◆ Exercise instructions
Below are records. Copy every line with "Kumar" in it.

Dataset entries:
# # # #

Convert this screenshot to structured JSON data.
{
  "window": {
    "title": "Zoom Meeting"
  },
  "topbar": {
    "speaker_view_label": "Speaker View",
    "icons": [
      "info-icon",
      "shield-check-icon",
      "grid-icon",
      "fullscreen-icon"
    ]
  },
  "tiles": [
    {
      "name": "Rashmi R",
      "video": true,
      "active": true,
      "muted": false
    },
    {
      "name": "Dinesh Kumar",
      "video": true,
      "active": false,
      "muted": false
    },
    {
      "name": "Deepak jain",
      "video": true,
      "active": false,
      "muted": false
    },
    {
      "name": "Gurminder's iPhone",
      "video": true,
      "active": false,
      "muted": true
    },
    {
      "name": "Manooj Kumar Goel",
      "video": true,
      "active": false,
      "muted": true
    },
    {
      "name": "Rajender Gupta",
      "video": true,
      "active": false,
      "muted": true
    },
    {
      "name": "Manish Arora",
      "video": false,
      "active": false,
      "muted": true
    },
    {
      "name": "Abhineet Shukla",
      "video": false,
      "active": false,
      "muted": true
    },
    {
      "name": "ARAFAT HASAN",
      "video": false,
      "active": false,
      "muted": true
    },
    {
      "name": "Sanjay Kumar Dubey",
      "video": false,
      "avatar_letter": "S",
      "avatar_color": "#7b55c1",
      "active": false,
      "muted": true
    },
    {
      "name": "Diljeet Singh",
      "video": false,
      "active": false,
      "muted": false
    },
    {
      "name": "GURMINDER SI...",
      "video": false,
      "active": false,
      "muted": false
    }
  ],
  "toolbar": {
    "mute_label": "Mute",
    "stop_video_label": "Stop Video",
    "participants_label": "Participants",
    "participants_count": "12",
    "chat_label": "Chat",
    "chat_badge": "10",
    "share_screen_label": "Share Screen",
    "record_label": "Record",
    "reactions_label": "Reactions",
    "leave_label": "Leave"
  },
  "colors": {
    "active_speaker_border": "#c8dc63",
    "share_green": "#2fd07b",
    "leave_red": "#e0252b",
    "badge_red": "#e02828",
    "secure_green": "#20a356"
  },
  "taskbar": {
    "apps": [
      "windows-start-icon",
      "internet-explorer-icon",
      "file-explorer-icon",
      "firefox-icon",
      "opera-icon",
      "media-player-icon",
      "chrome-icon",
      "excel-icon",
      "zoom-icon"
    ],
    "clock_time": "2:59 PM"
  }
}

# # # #

◆ Finished task
      "name": "Dinesh Kumar",
      "name": "Manooj Kumar Goel",
      "name": "Sanjay Kumar Dubey",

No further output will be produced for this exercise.